ACTION ITEM. Send back all of the records, each one exactly as written.

[Stored entries]

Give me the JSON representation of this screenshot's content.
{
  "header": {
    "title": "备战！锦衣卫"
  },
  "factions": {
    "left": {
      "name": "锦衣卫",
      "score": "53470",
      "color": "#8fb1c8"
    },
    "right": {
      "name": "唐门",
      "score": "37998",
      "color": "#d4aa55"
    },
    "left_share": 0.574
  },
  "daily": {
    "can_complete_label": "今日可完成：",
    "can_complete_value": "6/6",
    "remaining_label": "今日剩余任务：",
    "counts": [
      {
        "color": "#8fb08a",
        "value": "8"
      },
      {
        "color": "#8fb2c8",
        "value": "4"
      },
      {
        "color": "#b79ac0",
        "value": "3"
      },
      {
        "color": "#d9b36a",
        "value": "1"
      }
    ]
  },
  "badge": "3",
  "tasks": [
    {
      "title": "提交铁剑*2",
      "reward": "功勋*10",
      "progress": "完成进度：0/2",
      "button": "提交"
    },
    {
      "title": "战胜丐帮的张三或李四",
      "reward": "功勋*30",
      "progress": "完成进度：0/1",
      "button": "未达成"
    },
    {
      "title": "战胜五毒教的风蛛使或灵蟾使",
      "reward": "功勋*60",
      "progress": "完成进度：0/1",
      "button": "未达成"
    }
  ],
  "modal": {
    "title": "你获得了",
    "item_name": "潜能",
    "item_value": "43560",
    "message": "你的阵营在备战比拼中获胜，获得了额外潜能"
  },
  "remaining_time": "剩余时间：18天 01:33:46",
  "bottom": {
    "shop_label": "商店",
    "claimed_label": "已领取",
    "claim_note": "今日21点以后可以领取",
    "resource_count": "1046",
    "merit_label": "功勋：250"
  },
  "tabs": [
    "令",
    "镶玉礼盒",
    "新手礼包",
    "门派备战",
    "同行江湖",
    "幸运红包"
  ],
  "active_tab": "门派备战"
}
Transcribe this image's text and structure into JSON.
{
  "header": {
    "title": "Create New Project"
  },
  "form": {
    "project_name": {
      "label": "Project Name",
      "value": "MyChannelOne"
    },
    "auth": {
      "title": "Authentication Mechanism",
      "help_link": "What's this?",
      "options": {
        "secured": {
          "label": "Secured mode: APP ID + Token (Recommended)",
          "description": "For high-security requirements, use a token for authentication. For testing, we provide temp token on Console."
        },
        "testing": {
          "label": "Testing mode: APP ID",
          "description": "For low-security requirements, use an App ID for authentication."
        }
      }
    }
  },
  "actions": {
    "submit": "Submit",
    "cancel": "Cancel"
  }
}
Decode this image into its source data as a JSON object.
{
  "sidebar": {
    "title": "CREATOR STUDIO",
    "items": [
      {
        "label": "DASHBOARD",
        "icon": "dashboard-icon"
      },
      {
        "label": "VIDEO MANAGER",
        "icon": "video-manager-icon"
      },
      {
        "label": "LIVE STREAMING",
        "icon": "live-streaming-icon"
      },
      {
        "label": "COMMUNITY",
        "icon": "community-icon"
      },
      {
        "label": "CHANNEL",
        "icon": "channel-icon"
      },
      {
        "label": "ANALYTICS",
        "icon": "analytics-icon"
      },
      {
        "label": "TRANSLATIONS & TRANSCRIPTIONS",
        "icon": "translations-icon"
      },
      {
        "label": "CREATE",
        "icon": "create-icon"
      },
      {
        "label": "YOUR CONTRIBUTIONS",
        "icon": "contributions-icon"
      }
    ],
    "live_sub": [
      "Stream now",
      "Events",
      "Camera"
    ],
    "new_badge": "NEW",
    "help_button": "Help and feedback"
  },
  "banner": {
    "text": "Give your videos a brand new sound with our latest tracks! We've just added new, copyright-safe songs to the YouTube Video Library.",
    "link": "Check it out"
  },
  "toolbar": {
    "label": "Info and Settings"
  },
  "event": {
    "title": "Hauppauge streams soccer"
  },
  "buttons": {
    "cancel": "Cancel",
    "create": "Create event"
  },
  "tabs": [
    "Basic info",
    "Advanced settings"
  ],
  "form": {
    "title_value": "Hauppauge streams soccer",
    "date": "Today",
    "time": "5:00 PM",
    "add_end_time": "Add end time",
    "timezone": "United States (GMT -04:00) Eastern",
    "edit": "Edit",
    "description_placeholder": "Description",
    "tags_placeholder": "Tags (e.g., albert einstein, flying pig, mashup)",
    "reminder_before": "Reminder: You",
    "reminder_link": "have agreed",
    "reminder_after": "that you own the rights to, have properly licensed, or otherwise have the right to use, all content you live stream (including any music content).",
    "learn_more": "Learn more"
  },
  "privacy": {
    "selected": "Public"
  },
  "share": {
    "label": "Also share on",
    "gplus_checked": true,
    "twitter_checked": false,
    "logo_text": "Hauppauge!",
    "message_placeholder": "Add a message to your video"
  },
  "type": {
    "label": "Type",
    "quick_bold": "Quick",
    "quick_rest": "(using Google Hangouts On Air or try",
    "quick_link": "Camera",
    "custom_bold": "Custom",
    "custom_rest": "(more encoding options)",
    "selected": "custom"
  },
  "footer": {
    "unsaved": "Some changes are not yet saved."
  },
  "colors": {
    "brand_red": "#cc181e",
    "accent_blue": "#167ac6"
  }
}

TASK OUTPUT.
Give me the JSON representation of this screenshot's content.
{
  "header": {
    "title": "备战！锦衣卫"
  },
  "factions": {
    "left": {
      "name": "锦衣卫",
      "score": "53470",
      "color": "#8fb1c8"
    },
    "right": {
      "name": "唐门",
      "score": "37998",
      "color": "#d4aa55"
    },
    "left_share": 0.574
  },
  "daily": {
    "can_complete_label": "今日可完成：",
    "can_complete_value": "6/6",
    "remaining_label": "今日剩余任务：",
    "counts": [
      {
        "color": "#8fb08a",
        "value": "8"
      },
      {
        "color": "#8fb2c8",
        "value": "4"
      },
      {
        "color": "#b79ac0",
        "value": "3"
      },
      {
        "color": "#d9b36a",
        "value": "1"
      }
    ]
  },
  "badge": "3",
  "tasks": [
    {
      "title": "提交铁剑*2",
      "reward": "功勋*10",
      "progress": "完成进度：0/2",
      "button": "提交"
    },
    {
      "title": "战胜丐帮的张三或李四",
      "reward": "功勋*30",
      "progress": "完成进度：0/1",
      "button": "未达成"
    },
    {
      "title": "战胜五毒教的风蛛使或灵蟾使",
      "reward": "功勋*60",
      "progress": "完成进度：0/1",
      "button": "未达成"
    }
  ],
  "modal": {
    "title": "你获得了",
    "item_name": "潜能",
    "item_value": "43560",
    "message": "你的阵营在备战比拼中获胜，获得了额外潜能"
  },
  "remaining_time": "剩余时间：18天 01:33:46",
  "bottom": {
    "shop_label": "商店",
    "claimed_label": "已领取",
    "claim_note": "今日21点以后可以领取",
    "resource_count": "1046",
    "merit_label": "功勋：250"
  },
  "tabs": [
    "令",
    "镶玉礼盒",
    "新手礼包",
    "门派备战",
    "同行江湖",
    "幸运红包"
  ],
  "active_tab": "门派备战"
}
Transcribe this image's text and structure into JSON.
{
  "header": {
    "title": "Create New Project"
  },
  "form": {
    "project_name": {
      "label": "Project Name",
      "value": "MyChannelOne"
    },
    "auth": {
      "title": "Authentication Mechanism",
      "help_link": "What's this?",
      "options": {
        "secured": {
          "label": "Secured mode: APP ID + Token (Recommended)",
          "description": "For high-security requirements, use a token for authentication. For testing, we provide temp token on Console."
        },
        "testing": {
          "label": "Testing mode: APP ID",
          "description": "For low-security requirements, use an App ID for authentication."
        }
      }
    }
  },
  "actions": {
    "submit": "Submit",
    "cancel": "Cancel"
  }
}
Decode this image into its source data as a JSON object.
{
  "sidebar": {
    "title": "CREATOR STUDIO",
    "items": [
      {
        "label": "DASHBOARD",
        "icon": "dashboard-icon"
      },
      {
        "label": "VIDEO MANAGER",
        "icon": "video-manager-icon"
      },
      {
        "label": "LIVE STREAMING",
        "icon": "live-streaming-icon"
      },
      {
        "label": "COMMUNITY",
        "icon": "community-icon"
      },
      {
        "label": "CHANNEL",
        "icon": "channel-icon"
      },
      {
        "label": "ANALYTICS",
        "icon": "analytics-icon"
      },
      {
        "label": "TRANSLATIONS & TRANSCRIPTIONS",
        "icon": "translations-icon"
      },
      {
        "label": "CREATE",
        "icon": "create-icon"
      },
      {
        "label": "YOUR CONTRIBUTIONS",
        "icon": "contributions-icon"
      }
    ],
    "live_sub": [
      "Stream now",
      "Events",
      "Camera"
    ],
    "new_badge": "NEW",
    "help_button": "Help and feedback"
  },
  "banner": {
    "text": "Give your videos a brand new sound with our latest tracks! We've just added new, copyright-safe songs to the YouTube Video Library.",
    "link": "Check it out"
  },
  "toolbar": {
    "label": "Info and Settings"
  },
  "event": {
    "title": "Hauppauge streams soccer"
  },
  "buttons": {
    "cancel": "Cancel",
    "create": "Create event"
  },
  "tabs": [
    "Basic info",
    "Advanced settings"
  ],
  "form": {
    "title_value": "Hauppauge streams soccer",
    "date": "Today",
    "time": "5:00 PM",
    "add_end_time": "Add end time",
    "timezone": "United States (GMT -04:00) Eastern",
    "edit": "Edit",
    "description_placeholder": "Description",
    "tags_placeholder": "Tags (e.g., albert einstein, flying pig, mashup)",
    "reminder_before": "Reminder: You",
    "reminder_link": "have agreed",
    "reminder_after": "that you own the rights to, have properly licensed, or otherwise have the right to use, all content you live stream (including any music content).",
    "learn_more": "Learn more"
  },
  "privacy": {
    "selected": "Public"
  },
  "share": {
    "label": "Also share on",
    "gplus_checked": true,
    "twitter_checked": false,
    "logo_text": "Hauppauge!",
    "message_placeholder": "Add a message to your video"
  },
  "type": {
    "label": "Type",
    "quick_bold": "Quick",
    "quick_rest": "(using Google Hangouts On Air or try",
    "quick_link": "Camera",
    "custom_bold": "Custom",
    "custom_rest": "(more encoding options)",
    "selected": "custom"
  },
  "footer": {
    "unsaved": "Some changes are not yet saved."
  },
  "colors": {
    "brand_red": "#cc181e",
    "accent_blue": "#167ac6"
  }
}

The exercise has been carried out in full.